**Description of the task:** Give back all of the records, exactly and completely.
== Raw data
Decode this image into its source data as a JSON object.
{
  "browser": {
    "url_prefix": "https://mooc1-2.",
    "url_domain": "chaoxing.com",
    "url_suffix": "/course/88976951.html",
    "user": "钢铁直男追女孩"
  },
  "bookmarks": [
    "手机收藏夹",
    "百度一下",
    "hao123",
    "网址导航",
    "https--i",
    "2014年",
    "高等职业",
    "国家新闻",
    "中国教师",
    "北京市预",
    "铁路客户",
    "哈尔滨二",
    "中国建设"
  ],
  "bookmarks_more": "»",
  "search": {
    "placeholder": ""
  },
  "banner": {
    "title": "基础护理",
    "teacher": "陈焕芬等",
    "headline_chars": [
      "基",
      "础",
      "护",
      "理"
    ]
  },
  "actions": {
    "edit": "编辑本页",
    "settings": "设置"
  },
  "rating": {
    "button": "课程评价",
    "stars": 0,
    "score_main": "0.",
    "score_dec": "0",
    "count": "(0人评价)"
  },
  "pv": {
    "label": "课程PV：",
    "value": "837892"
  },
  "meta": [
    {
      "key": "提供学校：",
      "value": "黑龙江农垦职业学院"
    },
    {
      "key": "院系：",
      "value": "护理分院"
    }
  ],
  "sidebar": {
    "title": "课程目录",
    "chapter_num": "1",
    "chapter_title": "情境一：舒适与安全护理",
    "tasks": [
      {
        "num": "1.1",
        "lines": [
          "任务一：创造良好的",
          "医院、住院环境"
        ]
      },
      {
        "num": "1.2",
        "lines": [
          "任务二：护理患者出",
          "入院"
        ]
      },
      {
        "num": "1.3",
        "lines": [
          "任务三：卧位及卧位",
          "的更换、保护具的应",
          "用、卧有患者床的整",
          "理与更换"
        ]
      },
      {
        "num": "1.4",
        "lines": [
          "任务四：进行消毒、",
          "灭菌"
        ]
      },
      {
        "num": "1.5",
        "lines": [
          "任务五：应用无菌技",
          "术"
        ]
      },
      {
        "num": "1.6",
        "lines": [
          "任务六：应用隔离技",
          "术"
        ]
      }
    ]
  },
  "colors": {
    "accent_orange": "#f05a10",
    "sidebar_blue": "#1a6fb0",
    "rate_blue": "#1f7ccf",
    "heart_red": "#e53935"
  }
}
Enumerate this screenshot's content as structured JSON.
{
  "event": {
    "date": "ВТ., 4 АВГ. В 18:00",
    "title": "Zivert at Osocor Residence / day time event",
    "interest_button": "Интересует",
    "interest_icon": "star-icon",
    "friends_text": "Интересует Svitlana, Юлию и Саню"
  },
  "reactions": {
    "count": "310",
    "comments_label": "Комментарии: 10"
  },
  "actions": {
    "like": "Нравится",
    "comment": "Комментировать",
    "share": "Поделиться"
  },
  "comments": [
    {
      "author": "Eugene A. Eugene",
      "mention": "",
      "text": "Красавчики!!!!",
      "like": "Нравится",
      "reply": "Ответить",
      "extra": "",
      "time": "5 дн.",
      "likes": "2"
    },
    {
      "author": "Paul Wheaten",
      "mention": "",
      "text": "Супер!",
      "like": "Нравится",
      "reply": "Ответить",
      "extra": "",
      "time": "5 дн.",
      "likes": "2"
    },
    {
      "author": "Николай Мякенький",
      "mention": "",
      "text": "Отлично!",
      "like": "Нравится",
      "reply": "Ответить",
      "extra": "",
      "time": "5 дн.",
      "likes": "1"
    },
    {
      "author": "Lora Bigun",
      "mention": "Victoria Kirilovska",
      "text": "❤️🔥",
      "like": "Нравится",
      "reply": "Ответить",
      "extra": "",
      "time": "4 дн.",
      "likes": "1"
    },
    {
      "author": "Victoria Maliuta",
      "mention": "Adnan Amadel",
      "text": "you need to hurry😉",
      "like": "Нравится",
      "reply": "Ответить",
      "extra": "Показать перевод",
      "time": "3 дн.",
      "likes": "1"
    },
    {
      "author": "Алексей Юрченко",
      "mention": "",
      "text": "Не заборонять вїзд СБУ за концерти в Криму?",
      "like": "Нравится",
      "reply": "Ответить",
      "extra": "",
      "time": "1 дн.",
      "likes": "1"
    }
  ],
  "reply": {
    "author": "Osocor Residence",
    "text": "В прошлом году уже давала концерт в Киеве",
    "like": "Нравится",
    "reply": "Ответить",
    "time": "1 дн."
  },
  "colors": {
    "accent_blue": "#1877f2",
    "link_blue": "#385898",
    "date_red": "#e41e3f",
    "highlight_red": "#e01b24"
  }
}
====
**Answer to the exercise:**
Decode this image into its source data as a JSON object.
{
  "browser": {
    "url_prefix": "https://mooc1-2.",
    "url_domain": "chaoxing.com",
    "url_suffix": "/course/88976951.html",
    "user": "钢铁直男追女孩"
  },
  "bookmarks": [
    "手机收藏夹",
    "百度一下",
    "hao123",
    "网址导航",
    "https--i",
    "2014年",
    "高等职业",
    "国家新闻",
    "中国教师",
    "北京市预",
    "铁路客户",
    "哈尔滨二",
    "中国建设"
  ],
  "bookmarks_more": "»",
  "search": {
    "placeholder": ""
  },
  "banner": {
    "title": "基础护理",
    "teacher": "陈焕芬等",
    "headline_chars": [
      "基",
      "础",
      "护",
      "理"
    ]
  },
  "actions": {
    "edit": "编辑本页",
    "settings": "设置"
  },
  "rating": {
    "button": "课程评价",
    "stars": 0,
    "score_main": "0.",
    "score_dec": "0",
    "count": "(0人评价)"
  },
  "pv": {
    "label": "课程PV：",
    "value": "837892"
  },
  "meta": [
    {
      "key": "提供学校：",
      "value": "黑龙江农垦职业学院"
    },
    {
      "key": "院系：",
      "value": "护理分院"
    }
  ],
  "sidebar": {
    "title": "课程目录",
    "chapter_num": "1",
    "chapter_title": "情境一：舒适与安全护理",
    "tasks": [
      {
        "num": "1.1",
        "lines": [
          "任务一：创造良好的",
          "医院、住院环境"
        ]
      },
      {
        "num": "1.2",
        "lines": [
          "任务二：护理患者出",
          "入院"
        ]
      },
      {
        "num": "1.3",
        "lines": [
          "任务三：卧位及卧位",
          "的更换、保护具的应",
          "用、卧有患者床的整",
          "理与更换"
        ]
      },
      {
        "num": "1.4",
        "lines": [
          "任务四：进行消毒、",
          "灭菌"
        ]
      },
      {
        "num": "1.5",
        "lines": [
          "任务五：应用无菌技",
          "术"
        ]
      },
      {
        "num": "1.6",
        "lines": [
          "任务六：应用隔离技",
          "术"
        ]
      }
    ]
  },
  "colors": {
    "accent_orange": "#f05a10",
    "sidebar_blue": "#1a6fb0",
    "rate_blue": "#1f7ccf",
    "heart_red": "#e53935"
  }
}
Enumerate this screenshot's content as structured JSON.
{
  "event": {
    "date": "ВТ., 4 АВГ. В 18:00",
    "title": "Zivert at Osocor Residence / day time event",
    "interest_button": "Интересует",
    "interest_icon": "star-icon",
    "friends_text": "Интересует Svitlana, Юлию и Саню"
  },
  "reactions": {
    "count": "310",
    "comments_label": "Комментарии: 10"
  },
  "actions": {
    "like": "Нравится",
    "comment": "Комментировать",
    "share": "Поделиться"
  },
  "comments": [
    {
      "author": "Eugene A. Eugene",
      "mention": "",
      "text": "Красавчики!!!!",
      "like": "Нравится",
      "reply": "Ответить",
      "extra": "",
      "time": "5 дн.",
      "likes": "2"
    },
    {
      "author": "Paul Wheaten",
      "mention": "",
      "text": "Супер!",
      "like": "Нравится",
      "reply": "Ответить",
      "extra": "",
      "time": "5 дн.",
      "likes": "2"
    },
    {
      "author": "Николай Мякенький",
      "mention": "",
      "text": "Отлично!",
      "like": "Нравится",
      "reply": "Ответить",
      "extra": "",
      "time": "5 дн.",
      "likes": "1"
    },
    {
      "author": "Lora Bigun",
      "mention": "Victoria Kirilovska",
      "text": "❤️🔥",
      "like": "Нравится",
      "reply": "Ответить",
      "extra": "",
      "time": "4 дн.",
      "likes": "1"
    },
    {
      "author": "Victoria Maliuta",
      "mention": "Adnan Amadel",
      "text": "you need to hurry😉",
      "like": "Нравится",
      "reply": "Ответить",
      "extra": "Показать перевод",
      "time": "3 дн.",
      "likes": "1"
    },
    {
      "author": "Алексей Юрченко",
      "mention": "",
      "text": "Не заборонять вїзд СБУ за концерти в Криму?",
      "like": "Нравится",
      "reply": "Ответить",
      "extra": "",
      "time": "1 дн.",
      "likes": "1"
    }
  ],
  "reply": {
    "author": "Osocor Residence",
    "text": "В прошлом году уже давала концерт в Киеве",
    "like": "Нравится",
    "reply": "Ответить",
    "time": "1 дн."
  },
  "colors": {
    "accent_blue": "#1877f2",
    "link_blue": "#385898",
    "date_red": "#e41e3f",
    "highlight_red": "#e01b24"
  }
}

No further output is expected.